Running Towards the Plague

Before I heard the doctors tell the dangers of a kiss,
I had considered kissing you the nearest thing to bliss.
But now I know biology and sit and sigh and moan;
Six million mad bacteria, and I thot we were alone.

Well, as we’re learning with Ebola, we are not alone on this planet; there are a lot of germs, some of them very deadly.  But mankind is also discovering something else –  Christians are different when it comes to treating fatal diseases.  Let me explain.  Historically, there have been two philosophies concerning plagues.  The first is to run from them as fast as you can (this is the world’s pattern as seen in outbreaks since the days of Rome).  The second is to run to them as fast as you can (this is the church’s pattern as also seen since the days of Rome).  But never has this been made more clear than in a recently published news report.  The World Health Organization held a briefing for doctors heading to West Africa to do battle with Ebola.  The New York Times sent one of its reporters to find out what kinds of  physicians would risk their lives to do such a thing.  The correspondent was shocked to discover that everyone of the forty was a born-again believer with not one secular healer among them.  This is also why when you hear of a North American doctor or nurse returning home from Africa for Ebola treatment, they are all missionaries.

The bottom line?  The physician’s motto is to “do no harm.”  Thankfully, these godly medical  professionals have not joined with their colleagues in “do no help.”

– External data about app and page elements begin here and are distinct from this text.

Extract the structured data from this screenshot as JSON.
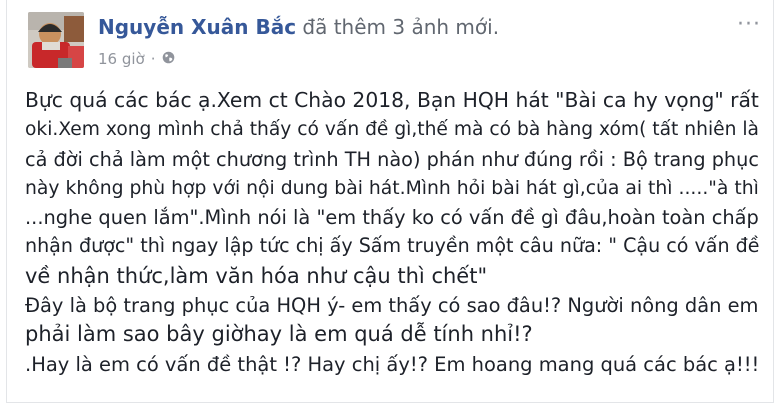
{
  "post": {
    "author": "Nguyễn Xuân Bắc",
    "action": "đã thêm 3 ảnh mới.",
    "time": "16 giờ",
    "separator": "·",
    "privacy_icon": "globe-icon",
    "menu_icon": "more-options-icon",
    "menu_glyph": "···",
    "lines": [
      "Bực quá các bác ạ.Xem ct Chào 2018, Bạn HQH hát \"Bài ca hy vọng\" rất",
      "oki.Xem xong mình chả thấy có vấn đề gì,thế mà có bà hàng xóm( tất nhiên là",
      "cả đời chả làm một chương trình TH nào) phán như đúng rồi : Bộ trang phục",
      "này không phù hợp với nội dung bài hát.Mình hỏi bài hát gì,của ai thì .....\"à thì",
      "...nghe quen lắm\".Mình nói là \"em thấy ko có vấn đề gì đâu,hoàn toàn chấp",
      "nhận được\" thì ngay lập tức chị ấy Sấm truyền một câu nữa: \" Cậu có vấn đề",
      "về nhận thức,làm văn hóa như cậu thì chết\"",
      "Đây là bộ trang phục của HQH ý- em thấy có sao đâu!? Người nông dân em",
      "phải làm sao bây giờhay là em quá dễ tính nhỉ!?",
      ".Hay là em có vấn đề thật !? Hay chị ấy!? Em hoang mang quá các bác ạ!!!"
    ]
  },
  "colors": {
    "author_link": "#365899",
    "meta_text": "#90949c",
    "body_text": "#1d2129"
  }
}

In the summer of 1976, a doctor traveled to a small town in sub-tropical Africa where the little local health clinic was dealing with a new disease that was killing every person within two weeks of contracting it.  The physician named the deadly virus, Ebola, after the river located nearby.  The medic instructed the natives on how to avoid contagious diseases, and, after 318 deaths, the outbreak ended.  Over the next number of years, Ebola would make its re-appearance nine more times, but always locally, eventually going away when proper safeguards were put in place.  (As of 2013, 1,531 people had succumbed to it there).  But then in 2014, all of a sudden the virus jumped from the villages of Central Africa to the cities of West Africa, a distance of some 2,500 miles.  There, the initial case was that of a two-year-old boy whose death was followed by those of his family.  Soon, not hundreds, but thousands were being infected and killed.  Epidemiologists (scientists who study where diseases come from) were brought in to try and find the root cause.  They soon discovered that the family did bush-meat hunting, especially enjoying fruit bat soup (a real delicacy in that part of the world).  Now every epidemiologist knows that bats are notorious for being disease carriers and sure enough, autopsies on captured-and-killed fruit bats confirmed the presence of Ebola.  Added to this was the reality that these fruit bats were losing their old native habitat through the de-forestation and strip mining of sub-tropical Africa, and were moving northwest seeking a new area to live.  Thus, there was now a lot more contact between the people and the bats (with fruit bats becoming much more noticeable as a meat to buy at outdoor food stands).  And even though cooking the bat kills the disease, it is the unsanitary handling of them when fresh meat, that causes zoonotic (transfer of disease from animal to human) and then from person to another and death.